Inbound Sales Redefines the Customer Relationship
Taking into account these successful shifts in sales approach, new attitudes toward buying by the general public, and the development of accessible and informative channels to deliver more personalized messages, the inbound sales methodology was created to better service the needs of modern consumers.
By adhering to a few simple rules, inbound has captured the attention of the buying public, and changed the way sales are made.
Personalize the Experience
You can no longer get away with one-size-fits-all thinking. Customers are looking for personalization. They have specific challenges to overcome and expect you to help them toward a solution to their unique situation. Your entire process must be engaged in collecting information to personalize the experience. If not, your prospects are likely to find someone else. Someone they feel is a better fit.
Always be Buyer-Centric
In the face of increasing competition both for dollars and attention, products have an uphill challenge to stand out from the crowd. This is why addressing the buyer’s needs is the smarter approach. They hold all the power. You cannot sell based on product information; they already know it. You must add value in other ways or else be excluded from the journey.
Assume an Advisory Role
Interruptive marketing is over. No one wants to be hounded for a sale or their lives disrupted by yet another sales call. Building a relationship through whatever channel possible is now the best way to make connections and be a part of the buyer’s journey. Become an advisor and act in partnership with your potential customers. This will get you a seat on the same side of the table when it comes time to sign on the dotted line.
Measuring Your Inbound Sales Success
Implementing the inbound sales methodology can be confusing unless you use the right metrics to gauge your performance, understand your successes, and identify ongoing challenges. Most metrics are rooted in the lifecycle stages of your customers and speak to the movement from one stage to another or the lack thereof. The two best ways to gain an understanding of your sales performance is to evaluate your lead to opportunity conversion rate and your opportunity to close percentage.
Lead to Opportunity Conversion
This metric can tell you a lot about your sales team and even your marketing efforts. If your sales force has a high percentage of lead to opportunity conversions but still can’t meet their quota for opportunities in the pipeline the answer is simple. You don’t have enough qualified leads or maybe leads in general.
This might be a marketing problem and not a sales issue at all. You want to make sure Sales and Marketing are aligned early on. If your salespeople are being given ample qualified leads but are missing the boat when converting these leads to opportunities a number of issues could be to blame. Most likely the follow-up is too weak or not personalized.
Opportunity to Close Conversion
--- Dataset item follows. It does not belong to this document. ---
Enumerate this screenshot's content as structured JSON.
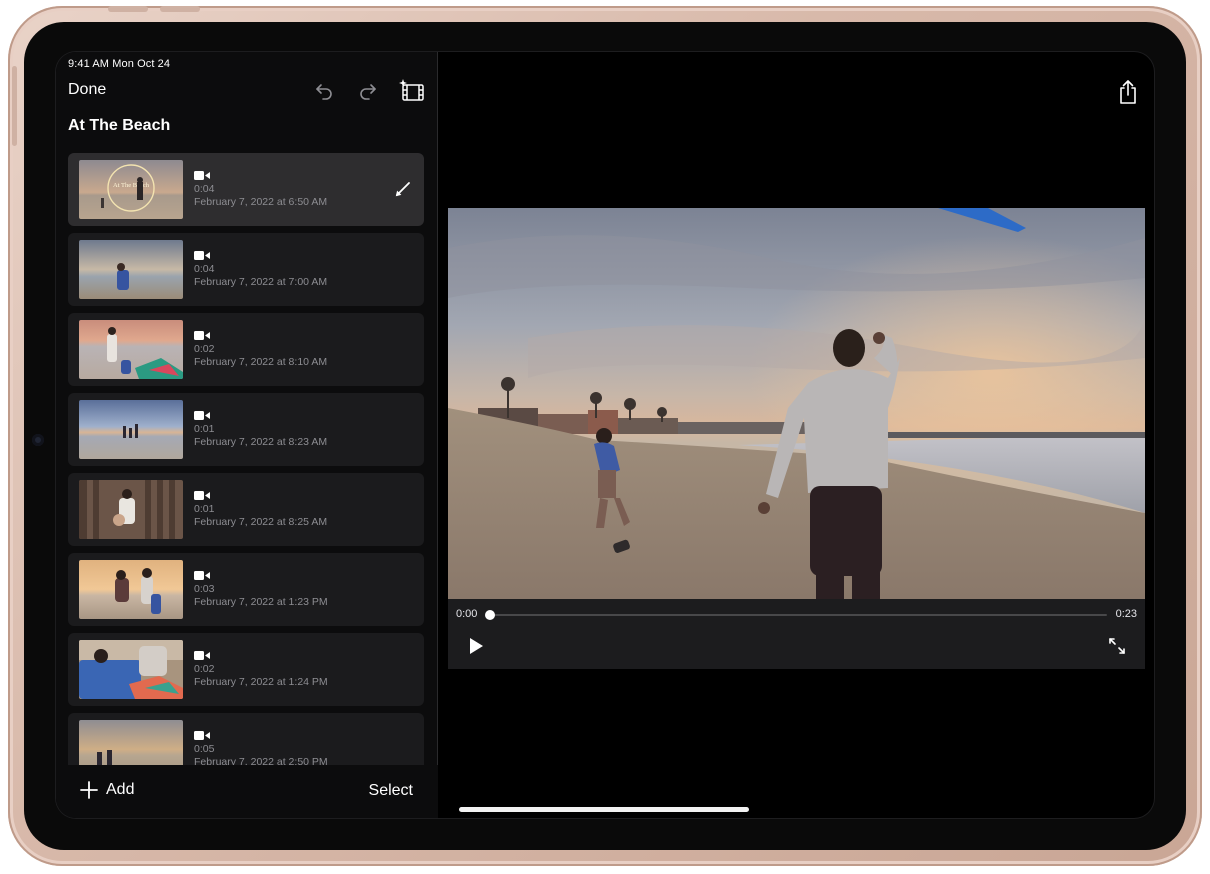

You’d like to think every opportunity should become a closed deal but that is not realistic. Every industry has a reliable percentage which represents a healthy close rate. Using this as a benchmark for your own efforts is a great way to evaluate your performance and issues you may have. If your rate is extremely high, congratulate your sales team and ask yourself how much money you are leaving on the table. By only taking the best prospects to the final round of your process, you are leaving many potential buyers behind and that means lost revenue.
If your rate is too low, invest in training for your sales staff immediately. No one can afford to lose too much business this late in the game. Strengthen your approach and make sure you are offering the most personal solution possible and the value is immediately apparent.
Implementing the Inbound Sales Process
Inbound sales is the best way to reach your ideal buyer (You have by now created your buyer persona, we hope). Relying on attraction rather than interruption will lead to more sales opportunities and better close rates. Pay attention to the buyer’s context, always personalize the journey, and become an advisor instead of a seller and you will make your fair share of sales.You will be selling the way people want to buy.
Sell the Solution. Not the Product.